United States District Court, D. Maine
FRANKLIN J. SALCEDO, Plaintiff
WILLIAM KING, et al., Defendants
RECOMMENDED DECISION AFTER REVIEW OF PLAINTIFF'S
C. NIVISON U.S. MAGISTRATE JUDGE.
action, Plaintiff alleges that when he was an inmate at the
York County Jail, he was injured during a prisoner transport.
With his complaint, Plaintiff filed an application to proceed
in forma pauperis (ECF No. 3), which application the Court
granted. (ECF No. 4.) In accordance with the in forma
pauperis statute, a preliminary review of Plaintiff's
complaint is appropriate. 28 U.S.C. § 1915(e)(2).
Additionally, Plaintiff's complaint is subject to
screening “before docketing, if feasible or … as
soon as practicable after docketing, ” because he is
“a prisoner seek[ing] redress from a governmental
entity or officer or employee of a governmental
entity.” 28 U.S.C. § 1915A(a).
a review of Plaintiff's complaint,  I recommend the
Court dismiss Plaintiff's privacy claim, but permit
Plaintiff to proceed on a claim of deliberate indifference.
federal in forma pauperis statute, 28 U.S.C. § 1915, is
designed to ensure meaningful access to the federal courts
for those persons unable to pay the costs of bringing an
action. When a party is proceeding in forma pauperis,
however, “the court shall dismiss the case at any time
if the court determines, ” inter alia, that the action
is “frivolous or malicious” or “fails to
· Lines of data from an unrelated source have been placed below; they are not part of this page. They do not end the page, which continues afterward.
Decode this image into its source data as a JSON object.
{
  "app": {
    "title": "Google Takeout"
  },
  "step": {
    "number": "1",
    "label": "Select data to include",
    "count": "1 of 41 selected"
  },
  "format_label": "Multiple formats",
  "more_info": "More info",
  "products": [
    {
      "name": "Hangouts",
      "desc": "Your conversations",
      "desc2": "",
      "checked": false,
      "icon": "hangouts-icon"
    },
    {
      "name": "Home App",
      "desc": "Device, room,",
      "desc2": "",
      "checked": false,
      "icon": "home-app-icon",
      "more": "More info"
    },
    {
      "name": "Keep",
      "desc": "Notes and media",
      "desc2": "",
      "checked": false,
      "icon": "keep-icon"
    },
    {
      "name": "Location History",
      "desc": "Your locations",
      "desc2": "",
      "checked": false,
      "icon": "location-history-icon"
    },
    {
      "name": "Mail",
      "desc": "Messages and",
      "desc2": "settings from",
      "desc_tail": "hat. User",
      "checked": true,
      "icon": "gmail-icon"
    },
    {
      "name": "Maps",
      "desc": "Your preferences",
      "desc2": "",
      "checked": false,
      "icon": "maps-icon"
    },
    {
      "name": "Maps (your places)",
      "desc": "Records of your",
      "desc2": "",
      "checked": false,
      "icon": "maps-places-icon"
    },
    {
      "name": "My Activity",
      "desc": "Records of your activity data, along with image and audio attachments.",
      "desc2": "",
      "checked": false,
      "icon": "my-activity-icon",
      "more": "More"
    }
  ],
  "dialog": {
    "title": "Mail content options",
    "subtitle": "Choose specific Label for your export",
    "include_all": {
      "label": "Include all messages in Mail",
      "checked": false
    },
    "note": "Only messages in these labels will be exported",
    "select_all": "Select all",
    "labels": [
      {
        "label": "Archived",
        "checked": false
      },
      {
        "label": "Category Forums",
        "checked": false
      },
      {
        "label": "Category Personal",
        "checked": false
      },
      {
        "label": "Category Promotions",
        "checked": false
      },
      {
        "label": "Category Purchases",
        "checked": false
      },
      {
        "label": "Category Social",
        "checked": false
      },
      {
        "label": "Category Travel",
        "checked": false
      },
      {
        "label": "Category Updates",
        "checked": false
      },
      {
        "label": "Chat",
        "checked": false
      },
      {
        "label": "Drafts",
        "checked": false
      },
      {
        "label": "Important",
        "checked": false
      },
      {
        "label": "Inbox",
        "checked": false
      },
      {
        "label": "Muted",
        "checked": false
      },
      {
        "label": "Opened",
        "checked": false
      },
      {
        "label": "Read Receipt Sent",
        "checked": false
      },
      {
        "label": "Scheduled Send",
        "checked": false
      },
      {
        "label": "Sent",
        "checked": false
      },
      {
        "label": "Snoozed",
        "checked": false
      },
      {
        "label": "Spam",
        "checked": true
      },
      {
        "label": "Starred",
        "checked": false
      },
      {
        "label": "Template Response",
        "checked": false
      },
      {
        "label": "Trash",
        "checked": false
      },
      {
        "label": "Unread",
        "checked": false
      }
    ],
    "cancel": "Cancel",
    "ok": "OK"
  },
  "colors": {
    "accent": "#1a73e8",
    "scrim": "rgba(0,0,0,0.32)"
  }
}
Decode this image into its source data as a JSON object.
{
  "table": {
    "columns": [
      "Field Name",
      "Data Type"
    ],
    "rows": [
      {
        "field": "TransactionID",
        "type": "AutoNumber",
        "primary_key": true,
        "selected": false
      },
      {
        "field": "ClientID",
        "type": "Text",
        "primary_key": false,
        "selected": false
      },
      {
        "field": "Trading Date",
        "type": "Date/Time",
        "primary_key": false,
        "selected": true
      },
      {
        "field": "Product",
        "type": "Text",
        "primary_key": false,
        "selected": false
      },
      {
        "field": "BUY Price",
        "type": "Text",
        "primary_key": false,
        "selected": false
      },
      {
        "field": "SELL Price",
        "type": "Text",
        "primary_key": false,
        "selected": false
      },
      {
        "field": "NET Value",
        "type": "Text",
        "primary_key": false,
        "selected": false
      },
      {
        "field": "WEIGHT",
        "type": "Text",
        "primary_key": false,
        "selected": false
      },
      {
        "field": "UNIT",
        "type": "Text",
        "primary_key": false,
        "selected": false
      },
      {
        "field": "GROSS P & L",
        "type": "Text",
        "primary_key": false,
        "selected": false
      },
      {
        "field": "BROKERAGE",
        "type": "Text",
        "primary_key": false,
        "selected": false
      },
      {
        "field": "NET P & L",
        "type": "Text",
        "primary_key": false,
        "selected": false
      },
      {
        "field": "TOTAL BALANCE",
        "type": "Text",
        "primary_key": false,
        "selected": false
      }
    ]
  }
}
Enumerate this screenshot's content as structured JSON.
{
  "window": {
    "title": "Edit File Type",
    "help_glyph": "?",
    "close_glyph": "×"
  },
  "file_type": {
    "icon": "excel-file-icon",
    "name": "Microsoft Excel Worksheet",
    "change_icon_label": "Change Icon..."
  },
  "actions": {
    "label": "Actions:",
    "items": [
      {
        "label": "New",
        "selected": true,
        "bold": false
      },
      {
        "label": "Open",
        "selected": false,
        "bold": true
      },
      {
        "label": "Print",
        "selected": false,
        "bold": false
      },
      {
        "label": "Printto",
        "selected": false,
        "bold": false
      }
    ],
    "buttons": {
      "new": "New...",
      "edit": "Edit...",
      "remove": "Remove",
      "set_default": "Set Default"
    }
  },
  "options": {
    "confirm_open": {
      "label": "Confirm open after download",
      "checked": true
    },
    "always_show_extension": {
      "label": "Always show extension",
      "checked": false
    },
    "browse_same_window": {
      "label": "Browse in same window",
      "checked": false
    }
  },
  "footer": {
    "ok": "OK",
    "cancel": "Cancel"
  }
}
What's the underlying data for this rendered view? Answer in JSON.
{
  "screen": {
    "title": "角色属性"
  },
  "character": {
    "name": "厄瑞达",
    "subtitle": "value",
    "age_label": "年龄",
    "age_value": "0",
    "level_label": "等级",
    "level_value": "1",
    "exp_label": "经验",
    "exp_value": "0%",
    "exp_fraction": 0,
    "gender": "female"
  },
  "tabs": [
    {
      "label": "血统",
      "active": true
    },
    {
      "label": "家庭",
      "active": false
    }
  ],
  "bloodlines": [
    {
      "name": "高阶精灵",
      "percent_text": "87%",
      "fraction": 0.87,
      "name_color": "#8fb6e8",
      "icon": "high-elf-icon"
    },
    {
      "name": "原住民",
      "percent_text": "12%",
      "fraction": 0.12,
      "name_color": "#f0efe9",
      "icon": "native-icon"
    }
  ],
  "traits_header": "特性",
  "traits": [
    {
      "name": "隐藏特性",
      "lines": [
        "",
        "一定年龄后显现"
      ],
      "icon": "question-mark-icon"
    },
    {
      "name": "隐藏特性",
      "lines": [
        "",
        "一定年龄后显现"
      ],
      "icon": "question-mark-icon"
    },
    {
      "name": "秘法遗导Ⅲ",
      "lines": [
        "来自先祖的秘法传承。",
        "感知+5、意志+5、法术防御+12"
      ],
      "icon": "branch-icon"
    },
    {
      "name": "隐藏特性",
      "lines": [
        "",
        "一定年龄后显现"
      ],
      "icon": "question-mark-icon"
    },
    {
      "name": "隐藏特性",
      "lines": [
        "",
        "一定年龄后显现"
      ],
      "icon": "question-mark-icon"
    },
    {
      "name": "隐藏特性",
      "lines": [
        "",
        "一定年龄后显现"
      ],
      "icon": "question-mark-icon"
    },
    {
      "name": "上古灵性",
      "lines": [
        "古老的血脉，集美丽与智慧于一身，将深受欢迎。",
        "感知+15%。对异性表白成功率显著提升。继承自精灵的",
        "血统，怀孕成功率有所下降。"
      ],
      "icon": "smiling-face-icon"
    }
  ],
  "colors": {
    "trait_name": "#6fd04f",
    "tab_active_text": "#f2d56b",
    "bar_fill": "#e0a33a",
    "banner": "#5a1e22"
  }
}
state a claim on which relief may be granted.” 28
U.S.C. § 1915(e)(2)(B). “Dismissals [under §
1915] are often made sua sponte prior to the issuance of
process, so as to spare prospective defendants the
inconvenience and expense of answering such
complaints.” Neitzke v. Williams, 490 U.S.
319, 324 (1989).
addition to the review contemplated by § 1915,
Plaintiff's complaint is subject to screening under the
Prison Litigation Reform Act because Plaintiff currently is
incarcerated and seeks redress from governmental entities and
officers. See 28 U.S.C. § 1915A(a), (c). The
§ 1915A screening requires courts to “identify
cognizable claims or dismiss the complaint, or any portion of
the complaint, if the complaint (1) is frivolous, malicious,
or fails to state a claim.” 28 U.S.C. § 1915A(b).
considering whether a complaint states a claim for which
relief may be granted, courts must assume the truth of all
well-plead facts and give the plaintiff the benefit of all
reasonable inferences therefrom. Ocasio-Hernandez v.
Fortuno-Burset, 640 F.3d 1, 12 (1st Cir. 2011). A
complaint fails to state a claim upon which relief can be
granted if it does not plead “enough facts to state a
claim to relief that is plausible on its face.”
Bell Atlantic Corp. v. Twombly, 550 U.S. 544, 570
a pro se plaintiff's complaint is subject to “less
stringent standards than formal pleadings drafted by lawyers,
” Haines v. Kerner, 404 U.S. 519, 520 (1972),
this is “not to say that pro se plaintiffs are not
required to plead basic facts sufficient to state a claim,
” Ferranti v. Moran, 618 F.2d 888, 890 (1st
Cir. 1980). To allege a civil action in federal court, it is
not enough for a plaintiff merely to allege that a defendant
acted unlawfully; a plaintiff must affirmatively allege facts
that identify the manner by which the defendant subjected the
plaintiff to a harm for which the law affords a remedy.
Ashcroft v. Iqbal, 556 U.S. 662, 678 (2009).
alleges that when he and other inmates were transported in a
van, evidently because there were not enough seats in the van
for the number of the inmates, Defendants Dubois and Staples
had another inmate sit on Plaintiff's lap. (Complaint,
ECF No. 1.) Plaintiff asserts he suffered an injury to his
neck and back, and that his right to privacy was violated.
Plaintiff asserts Defendants King, Ronco, and
Vitiello failed to train the transport officers
(Defendants Dubois and Staples) properly. (ECF No. 12.)
to the federal civil rights statute:
Every person who, under color of any statute, ordinance,
regulation, custom, or usage . . . subjects, or causes to be
subjected, any citizen of the United States or other person
within the jurisdiction thereof to the deprivation of any
rights, privileges, or immunities secured by the Constitution